The Construction Industry Training Board recently revealed that in 2013-14 just over 8,000 apprentices had completed their training, 10,000 fewer than in 2008-09. Many construction apprentices are working towards an NVQ level 2 qualification, which means that they will not have the complete skills set that would enable them to become fully trained construction workers. The Government need to tackle that growing skills shortage, because it is a key issue, and I look forward to hearing what the Minister has to say about it. We need the land, the developers and the people who want to buy, but we also need the people who can build.

In 2010, one of the first decisions made by the Chancellor in the coalition Government was to cut investment in affordable homes. Partly as a result of that short-term cut, the housing benefit bill has risen in the last five years as families have been forced into the expensive private rented sector. The provision of affordable homes would save money for the taxpayer by lowering expenditure on housing benefit.
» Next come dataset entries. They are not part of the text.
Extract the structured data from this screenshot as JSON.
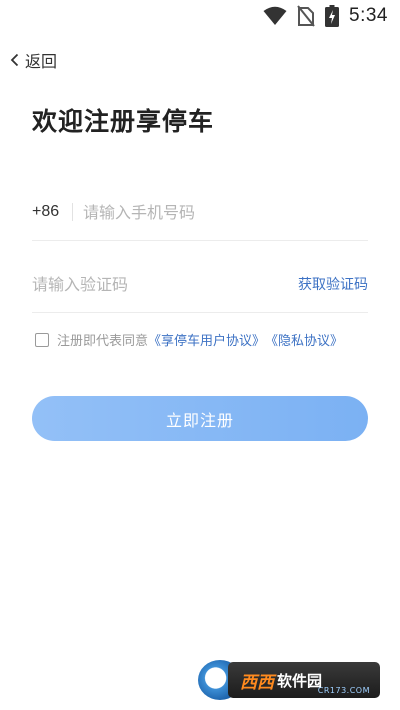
{
  "status_bar": {
    "time": "5:34",
    "icons": [
      "wifi-icon",
      "no-sim-icon",
      "battery-charging-icon"
    ]
  },
  "nav": {
    "back_label": "返回"
  },
  "page": {
    "title": "欢迎注册享停车"
  },
  "form": {
    "phone_prefix": "+86",
    "phone_placeholder": "请输入手机号码",
    "phone_value": "",
    "code_placeholder": "请输入验证码",
    "code_value": "",
    "get_code_label": "获取验证码"
  },
  "agreement": {
    "checked": false,
    "text": "注册即代表同意",
    "user_agreement_link": "《享停车用户协议》",
    "privacy_link": "《隐私协议》"
  },
  "register_button_label": "立即注册",
  "watermark": {
    "text_main": "西西",
    "text_sub": "软件园",
    "url": "CR173.COM"
  },
  "colors": {
    "accent": "#3d72c4",
    "button": "#88b8f5",
    "placeholder": "#b5b5b5",
    "text": "#222222"
  }
}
The housing benefit cuts will have a devastating impact on supported housing, which we debated in the House two weeks ago. The Secretary of State is pressing ahead with the cuts although the evidence review on supported housing that he commissioned, which was supposed to be completed in November last year, has still not been completed. The National Housing Federation predicts that 156,000 supported homes could be forced to close. Moreover, the building of a further 2,400 homes has been stopped because of the proposals. The cuts in housing benefit, which supports thousands of elderly, disabled and homeless people, will have a catastrophic impact on those who can least afford it. Homelessness is becoming a national scandal. According to Shelter, rough sleeping has increased by 55% since 2010. In fact, those statistics understate the true picture, because many thousands of people are hidden from view because they are sofa-surfing or staying temporarily with friends or family, with nowhere to call home. In London, that must be a priority for the next Mayor.